A resident of Arnold has reported seeing a large mountain lion pass through their property on Laurel Circle in the Lilac Park neighborhood around 6 a.m. Sunday morning.
While mountain lions tend to avoid people, they will prey on pets and can pose a danger to humans.
The U.S. National Park Service provides the following safety tips for cougar encounters:
1. When it comes to personal safety, always be aware of your surroundings, wherever you are; conduct yourself and attend to children and dependents accordingly.
2. If you encounter a cougar, make yourself appear larger, more aggressive. Open your jacket, raise your arms, and throw stones, branches, etc., without turning away. Wave raised arms slowly, and speak slowly, firmly, loudly to disrupt and discourage predatory behavior.

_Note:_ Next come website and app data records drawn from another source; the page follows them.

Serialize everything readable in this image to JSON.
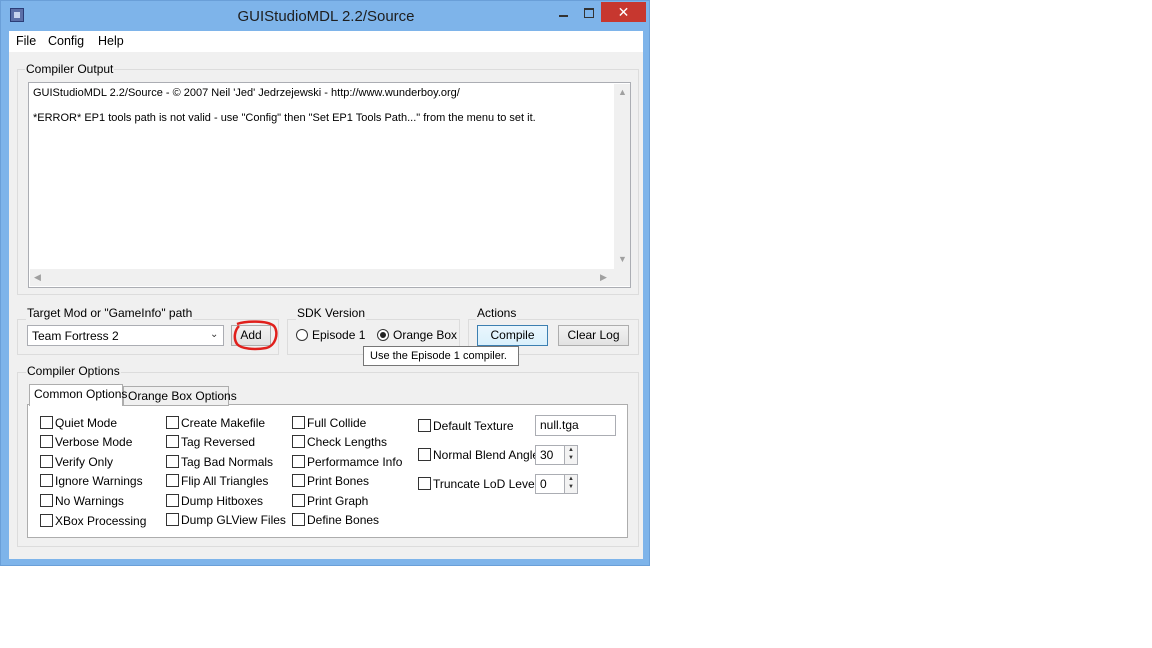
{
  "window": {
    "title": "GUIStudioMDL 2.2/Source",
    "close_glyph": "✕"
  },
  "menu": [
    "File",
    "Config",
    "Help"
  ],
  "compiler_output": {
    "label": "Compiler Output",
    "lines": [
      "GUIStudioMDL 2.2/Source - © 2007 Neil 'Jed' Jedrzejewski - http://www.wunderboy.org/",
      "*ERROR* EP1 tools path is not valid - use \"Config\" then \"Set EP1 Tools Path...\" from the menu to set it."
    ]
  },
  "target": {
    "label": "Target Mod or \"GameInfo\" path",
    "value": "Team Fortress 2",
    "add_label": "Add",
    "annotation_color": "#e0201c"
  },
  "sdk": {
    "label": "SDK Version",
    "options": [
      "Episode 1",
      "Orange Box"
    ],
    "selected": "Orange Box"
  },
  "actions": {
    "label": "Actions",
    "compile_label": "Compile",
    "clear_log_label": "Clear Log"
  },
  "tooltip": "Use the Episode 1 compiler.",
  "compiler_options": {
    "label": "Compiler Options",
    "tabs": [
      "Common Options",
      "Orange Box Options"
    ],
    "active_tab": "Common Options",
    "columns": [
      [
        "Quiet Mode",
        "Verbose Mode",
        "Verify Only",
        "Ignore Warnings",
        "No Warnings",
        "XBox Processing"
      ],
      [
        "Create Makefile",
        "Tag Reversed",
        "Tag Bad Normals",
        "Flip All Triangles",
        "Dump Hitboxes",
        "Dump GLView Files"
      ],
      [
        "Full Collide",
        "Check Lengths",
        "Performamce Info",
        "Print Bones",
        "Print Graph",
        "Define Bones"
      ]
    ],
    "default_texture": {
      "label": "Default Texture",
      "value": "null.tga"
    },
    "normal_blend_angle": {
      "label": "Normal Blend Angle",
      "value": "30"
    },
    "truncate_lod_level": {
      "label": "Truncate LoD Level",
      "value": "0"
    }
  }
}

3. Never run past or from a cougar. This may trigger their instinct to chase. Make eye contact. Stand your ground. Pick up small children without, if possible, turning away or bending over.

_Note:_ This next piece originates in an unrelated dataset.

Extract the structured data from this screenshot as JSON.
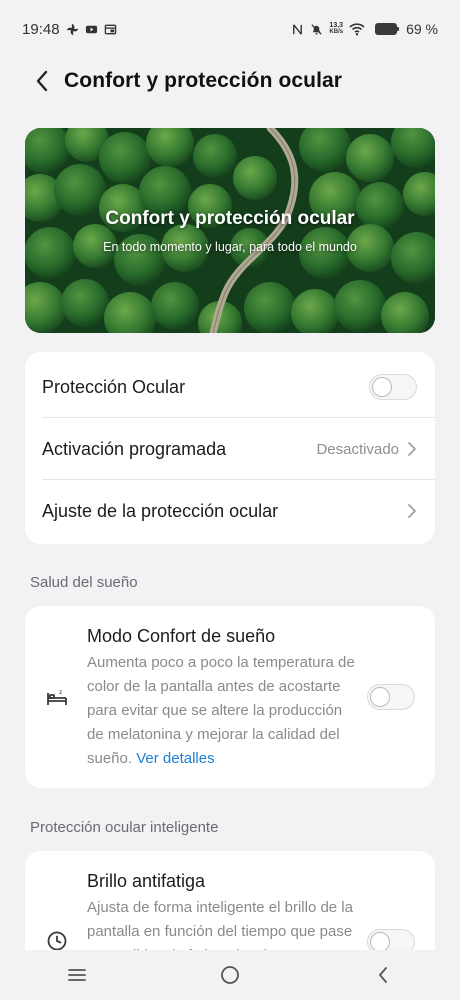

4. Never bend over or crouch down. Doing so causes humans to resemble four-legged prey animals. Crouching down or bending over also makes the neck and back of the head vulnerable.
5. Try to remain standing to protect your head and neck and, if attacked, fight back with whatever is at hand (without turning your back)—people have utilized rocks, jackets, garden tools, tree branches and even bare hands to turn away cougars.
6. Don’t approach a cougar. Most cougars want to avoid humans. Give a cougar the time and space to steer clear of you.
7. Supervise children, especially outdoors between dusk and dawn. Educate them about cougars and other wildlife they might encounter.
8. Always hike, backpack and camp in wild areas with a companion.
9. Don’t feed wildlife. Don’t leave food outside. Both may attract cougars by attracting their natural prey.
10. Keep pets secure. Roaming pets are easy prey for cougars.